TASK INSTRUCTIONS: Below are some entries. Count the lines where "value" appears and state only that number.

SOURCE INFORMATION:

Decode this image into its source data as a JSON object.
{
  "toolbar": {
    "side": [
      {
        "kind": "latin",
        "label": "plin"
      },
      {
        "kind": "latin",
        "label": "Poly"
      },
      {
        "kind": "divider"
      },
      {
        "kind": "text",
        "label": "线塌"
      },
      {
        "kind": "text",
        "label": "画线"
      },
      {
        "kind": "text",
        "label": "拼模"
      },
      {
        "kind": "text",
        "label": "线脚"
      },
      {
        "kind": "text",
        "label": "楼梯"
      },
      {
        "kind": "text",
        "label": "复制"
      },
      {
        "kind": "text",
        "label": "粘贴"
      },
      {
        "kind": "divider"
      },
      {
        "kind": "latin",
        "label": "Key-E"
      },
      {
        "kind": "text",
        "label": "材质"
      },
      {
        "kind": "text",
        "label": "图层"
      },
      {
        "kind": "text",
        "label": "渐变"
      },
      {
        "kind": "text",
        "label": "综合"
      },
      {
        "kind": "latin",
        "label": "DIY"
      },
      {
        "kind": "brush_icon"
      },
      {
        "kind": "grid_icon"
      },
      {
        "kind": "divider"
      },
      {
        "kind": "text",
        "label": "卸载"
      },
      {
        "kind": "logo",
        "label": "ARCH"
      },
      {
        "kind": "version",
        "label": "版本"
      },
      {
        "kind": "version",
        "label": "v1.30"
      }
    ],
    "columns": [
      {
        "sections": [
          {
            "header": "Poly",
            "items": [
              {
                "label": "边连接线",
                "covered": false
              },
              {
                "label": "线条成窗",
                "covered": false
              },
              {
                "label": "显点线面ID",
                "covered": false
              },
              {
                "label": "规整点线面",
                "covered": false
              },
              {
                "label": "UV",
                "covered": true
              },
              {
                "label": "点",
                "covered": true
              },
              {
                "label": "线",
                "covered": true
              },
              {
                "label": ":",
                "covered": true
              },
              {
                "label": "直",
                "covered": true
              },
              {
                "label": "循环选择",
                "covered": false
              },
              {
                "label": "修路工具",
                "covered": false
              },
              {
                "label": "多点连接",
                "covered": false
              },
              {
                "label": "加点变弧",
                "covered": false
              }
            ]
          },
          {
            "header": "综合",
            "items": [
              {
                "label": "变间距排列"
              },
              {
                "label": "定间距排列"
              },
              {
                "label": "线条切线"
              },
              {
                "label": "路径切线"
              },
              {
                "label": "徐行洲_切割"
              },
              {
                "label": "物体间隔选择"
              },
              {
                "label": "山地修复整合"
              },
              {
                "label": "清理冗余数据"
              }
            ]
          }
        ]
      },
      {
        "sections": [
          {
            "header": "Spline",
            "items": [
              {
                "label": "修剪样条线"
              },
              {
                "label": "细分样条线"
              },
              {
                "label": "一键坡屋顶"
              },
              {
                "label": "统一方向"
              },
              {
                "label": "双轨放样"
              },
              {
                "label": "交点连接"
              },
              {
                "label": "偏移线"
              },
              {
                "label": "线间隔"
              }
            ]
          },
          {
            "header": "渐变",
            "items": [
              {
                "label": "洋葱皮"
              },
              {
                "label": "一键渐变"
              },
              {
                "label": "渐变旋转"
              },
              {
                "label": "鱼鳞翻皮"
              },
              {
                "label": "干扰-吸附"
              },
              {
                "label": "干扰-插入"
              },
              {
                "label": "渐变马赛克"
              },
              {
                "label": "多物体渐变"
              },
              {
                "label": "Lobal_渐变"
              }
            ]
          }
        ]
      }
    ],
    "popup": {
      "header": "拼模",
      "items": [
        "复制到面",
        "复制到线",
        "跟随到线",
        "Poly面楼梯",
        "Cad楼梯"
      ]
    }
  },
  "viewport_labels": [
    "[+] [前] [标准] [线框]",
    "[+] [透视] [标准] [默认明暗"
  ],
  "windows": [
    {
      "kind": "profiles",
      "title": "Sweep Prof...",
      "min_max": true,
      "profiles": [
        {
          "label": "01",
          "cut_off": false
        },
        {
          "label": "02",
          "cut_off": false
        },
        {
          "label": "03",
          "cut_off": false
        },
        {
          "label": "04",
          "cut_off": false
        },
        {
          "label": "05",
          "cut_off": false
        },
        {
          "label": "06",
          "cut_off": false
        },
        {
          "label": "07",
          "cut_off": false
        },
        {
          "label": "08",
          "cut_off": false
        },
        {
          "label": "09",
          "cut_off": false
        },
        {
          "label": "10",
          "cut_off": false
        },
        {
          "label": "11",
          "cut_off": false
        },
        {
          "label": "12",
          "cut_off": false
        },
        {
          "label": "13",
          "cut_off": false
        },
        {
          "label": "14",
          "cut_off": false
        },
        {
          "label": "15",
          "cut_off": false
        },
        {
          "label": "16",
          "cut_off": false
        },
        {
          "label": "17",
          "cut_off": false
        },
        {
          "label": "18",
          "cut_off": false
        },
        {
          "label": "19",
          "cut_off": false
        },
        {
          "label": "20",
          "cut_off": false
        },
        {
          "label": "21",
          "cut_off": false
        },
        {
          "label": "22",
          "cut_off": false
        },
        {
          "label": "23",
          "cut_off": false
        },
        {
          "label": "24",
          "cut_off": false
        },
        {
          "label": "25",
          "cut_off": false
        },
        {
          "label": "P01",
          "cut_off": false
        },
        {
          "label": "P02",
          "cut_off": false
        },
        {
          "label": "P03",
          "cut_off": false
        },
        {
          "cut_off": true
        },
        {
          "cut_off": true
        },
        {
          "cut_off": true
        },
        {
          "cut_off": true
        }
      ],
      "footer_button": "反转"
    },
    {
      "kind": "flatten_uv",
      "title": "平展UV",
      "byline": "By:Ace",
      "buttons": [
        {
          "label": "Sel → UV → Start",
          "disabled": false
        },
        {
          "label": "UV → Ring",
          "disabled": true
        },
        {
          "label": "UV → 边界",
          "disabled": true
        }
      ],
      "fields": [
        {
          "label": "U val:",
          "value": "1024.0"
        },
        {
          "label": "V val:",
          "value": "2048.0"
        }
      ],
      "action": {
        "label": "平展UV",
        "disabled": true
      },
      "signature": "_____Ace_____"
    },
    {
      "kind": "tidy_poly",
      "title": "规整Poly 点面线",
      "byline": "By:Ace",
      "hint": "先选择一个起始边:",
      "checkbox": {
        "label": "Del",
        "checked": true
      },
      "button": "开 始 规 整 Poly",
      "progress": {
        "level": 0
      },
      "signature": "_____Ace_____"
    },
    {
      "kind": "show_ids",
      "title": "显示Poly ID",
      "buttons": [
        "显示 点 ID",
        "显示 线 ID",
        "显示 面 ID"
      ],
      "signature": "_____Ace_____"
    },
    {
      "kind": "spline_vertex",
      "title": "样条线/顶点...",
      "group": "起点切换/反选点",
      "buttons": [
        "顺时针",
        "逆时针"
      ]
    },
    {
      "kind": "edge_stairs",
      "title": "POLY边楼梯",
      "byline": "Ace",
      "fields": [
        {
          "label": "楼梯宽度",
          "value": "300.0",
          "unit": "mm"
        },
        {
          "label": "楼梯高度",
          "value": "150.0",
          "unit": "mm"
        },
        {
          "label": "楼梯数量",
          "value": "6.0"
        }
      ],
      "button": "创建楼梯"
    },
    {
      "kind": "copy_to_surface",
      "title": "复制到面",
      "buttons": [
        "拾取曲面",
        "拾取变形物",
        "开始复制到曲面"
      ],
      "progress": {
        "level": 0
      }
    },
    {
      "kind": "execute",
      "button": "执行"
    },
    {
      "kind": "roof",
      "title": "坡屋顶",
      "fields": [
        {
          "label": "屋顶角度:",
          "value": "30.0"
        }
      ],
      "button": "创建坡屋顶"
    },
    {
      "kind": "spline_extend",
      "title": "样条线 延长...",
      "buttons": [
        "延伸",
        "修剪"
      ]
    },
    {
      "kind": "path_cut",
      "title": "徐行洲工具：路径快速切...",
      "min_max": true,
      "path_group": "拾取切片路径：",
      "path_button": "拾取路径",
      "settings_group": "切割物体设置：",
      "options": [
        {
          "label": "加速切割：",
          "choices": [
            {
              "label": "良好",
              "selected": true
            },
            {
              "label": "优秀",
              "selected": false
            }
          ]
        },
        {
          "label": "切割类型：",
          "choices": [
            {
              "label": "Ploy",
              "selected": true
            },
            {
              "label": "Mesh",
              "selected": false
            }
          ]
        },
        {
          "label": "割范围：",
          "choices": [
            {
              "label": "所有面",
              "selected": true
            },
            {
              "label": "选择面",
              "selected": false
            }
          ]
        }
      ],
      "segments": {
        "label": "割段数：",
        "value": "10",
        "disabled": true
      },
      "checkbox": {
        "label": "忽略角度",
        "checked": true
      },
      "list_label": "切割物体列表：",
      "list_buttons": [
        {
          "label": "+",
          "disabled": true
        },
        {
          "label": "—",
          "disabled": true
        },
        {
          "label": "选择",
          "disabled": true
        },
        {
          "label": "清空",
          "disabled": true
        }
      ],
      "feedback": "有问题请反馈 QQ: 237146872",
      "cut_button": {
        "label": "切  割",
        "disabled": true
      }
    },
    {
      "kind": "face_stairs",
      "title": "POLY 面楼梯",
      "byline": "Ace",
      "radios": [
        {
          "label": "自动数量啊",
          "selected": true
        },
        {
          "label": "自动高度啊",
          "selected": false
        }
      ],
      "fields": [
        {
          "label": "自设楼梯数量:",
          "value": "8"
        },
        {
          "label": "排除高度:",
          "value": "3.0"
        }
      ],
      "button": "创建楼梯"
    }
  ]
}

THE COMPLETED TASK: 9